In our Journalist Spotlight Q&A series, PR Newswire for Journalists and ProfNet users share their insight and advice on how PR professionals and experts can improve communications and increase their chances of being featured in their publications.
In this edition, we catch up with Amanda Baltazar, a freelance writer for a variety of trade publications.
Amanda writes about nearly everything -- except perhaps politics. A few of her trade and industry specialties include restaurants, food, beverages, retail, and health. She also writes essays for consumer publications. You can view more about her on her website: www.chaterink.com.
Amanda, for those not familiar with your work, can you tell us a little about the topics you cover?
I write almost exclusively for B2B magazines, focusing on food/beverages/restaurants/bars and retail.
You’ve used ProfNet for a long time, so I’m sure you've gotten a lot of replies to your queries over the years.
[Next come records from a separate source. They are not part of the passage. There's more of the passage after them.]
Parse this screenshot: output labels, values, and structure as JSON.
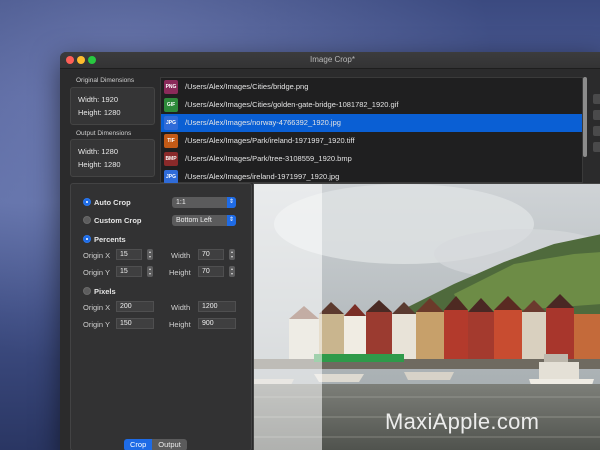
{
  "window": {
    "title": "Image Crop*"
  },
  "original_dimensions": {
    "label": "Original Dimensions",
    "width": "Width: 1920",
    "height": "Height: 1280"
  },
  "output_dimensions": {
    "label": "Output Dimensions",
    "width": "Width: 1280",
    "height": "Height: 1280"
  },
  "files": [
    {
      "badge": "PNG",
      "badge_color": "#8a2a5a",
      "path": "/Users/Alex/Images/Cities/bridge.png",
      "selected": false
    },
    {
      "badge": "GIF",
      "badge_color": "#2d8a3a",
      "path": "/Users/Alex/Images/Cities/golden-gate-bridge-1081782_1920.gif",
      "selected": false
    },
    {
      "badge": "JPG",
      "badge_color": "#2f6bd8",
      "path": "/Users/Alex/Images/norway-4766392_1920.jpg",
      "selected": true
    },
    {
      "badge": "TIF",
      "badge_color": "#c35a16",
      "path": "/Users/Alex/Images/Park/ireland-1971997_1920.tiff",
      "selected": false
    },
    {
      "badge": "BMP",
      "badge_color": "#8a2a2a",
      "path": "/Users/Alex/Images/Park/tree-3108559_1920.bmp",
      "selected": false
    },
    {
      "badge": "JPG",
      "badge_color": "#2f6bd8",
      "path": "/Users/Alex/Images/ireland-1971997_1920.jpg",
      "selected": false
    }
  ],
  "settings": {
    "auto_crop": {
      "label": "Auto Crop",
      "checked": true,
      "ratio": "1:1"
    },
    "custom_crop": {
      "label": "Custom Crop",
      "checked": false,
      "anchor": "Bottom Left"
    },
    "percents": {
      "label": "Percents",
      "checked": true,
      "origin_x_label": "Origin X",
      "origin_x": "15",
      "origin_y_label": "Origin Y",
      "origin_y": "15",
      "width_label": "Width",
      "width": "70",
      "height_label": "Height",
      "height": "70"
    },
    "pixels": {
      "label": "Pixels",
      "checked": false,
      "origin_x_label": "Origin X",
      "origin_x": "200",
      "origin_y_label": "Origin Y",
      "origin_y": "150",
      "width_label": "Width",
      "width": "1200",
      "height_label": "Height",
      "height": "900"
    }
  },
  "tabs": {
    "crop": "Crop",
    "output": "Output"
  },
  "watermark": "MaxiApple.com",
  "colors": {
    "accent": "#1e6be6",
    "selection": "#0a5fd4",
    "window_bg": "#2b2b2c"
  }
}
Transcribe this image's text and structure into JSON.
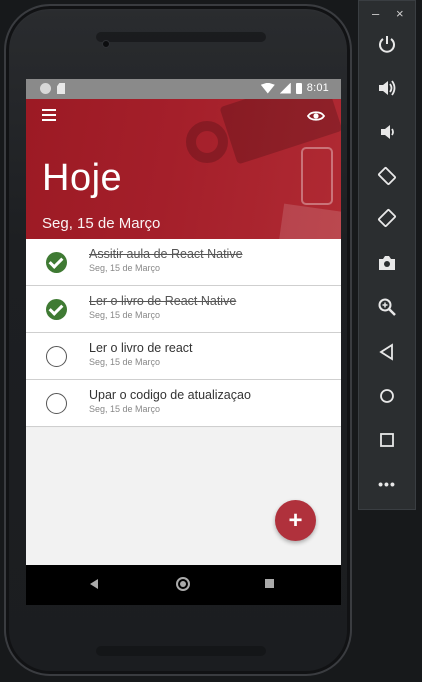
{
  "status_bar": {
    "time": "8:01"
  },
  "header": {
    "title": "Hoje",
    "date": "Seg, 15 de Março"
  },
  "tasks": [
    {
      "desc": "Assitir aula de React Native",
      "date": "Seg, 15 de Março",
      "done": true
    },
    {
      "desc": "Ler o livro de React Native",
      "date": "Seg, 15 de Março",
      "done": true
    },
    {
      "desc": "Ler o livro de react",
      "date": "Seg, 15 de Março",
      "done": false
    },
    {
      "desc": "Upar o codigo de atualizaçao",
      "date": "Seg, 15 de Março",
      "done": false
    }
  ],
  "fab": {
    "label": "+"
  },
  "emulator": {
    "min_label": "–",
    "close_label": "×",
    "more_label": "•••"
  },
  "colors": {
    "header_red": "#a41f2a",
    "done_green": "#3f7a33",
    "fab_red": "#b0313c"
  }
}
What are PR pros doing right – and what are they getting wrong?
There’s not really a formula for this, but when PRs write to ask who I’m writing for, I don’t have the time to write back if I’ve been inundated with responses, so that may lose them a placement for that article.
Some PRs take too long in their initial email to get to the information I need, with paragraphs of irrelevant detail before actually answering my pitch; and some don’t provide enough information for me to figure out if the pitch is relevant.
On the plus side, some PRs seem to read my mind and send the perfect amount of detail, and are to the point. They even include links in case I need to research more before contacting them back.
Another winner is when PRs say they can put me in touch with their client within X number of days (or whatever) so I’m confident they’ll actually come through, and some go above and beyond, offering up their client who also knows a certain other person that they could probably get on the phone, too.
Is there anything PRs can do to set themselves apart from other respondents?
Follow-ups help. Sometimes I go through my responses and contact the five (or however many) PRs for sources, but at some point one or more may fall through. If someone happens to follow up at around that time, I may just contact that PR rather than rake through the whole list again. The offer of artwork can often seal a deal, too.
Are you open to cold calls/pitches? If so, what are your guidelines for those?
No, I’m not a fan of these because I am never short of material for story ideas.
Do you use social media, either to connect with people or to promote your articles?
No, but I have a personal list of sources I sometimes contact for stories.
What’s your favorite or most memorable story you’ve written?
I don’t have a favorite but I do have favorite sources, who I have developed a relationship with over years. Or other sources that I have just met and we have an amazing conversation. As someone who works from home, those connections go a long way towards making this job memorable.
Anything else you’d like to add about how sources can best work with you?
Every now and then a source is a dud and it’s usually not because he or she doesn’t know their topic. They just can’t explain it. I had this happen recently and I was pretty sure the guy had some fascinating things to tell me about his kitchen but I just couldn’t get the details out of him and ended up not including him in the story. I asked the PR for someone else from the restaurant, but unfortunately he was unable to make it happen. The key is for PRs to make sure their source is personable and can speak eloquently about the topic.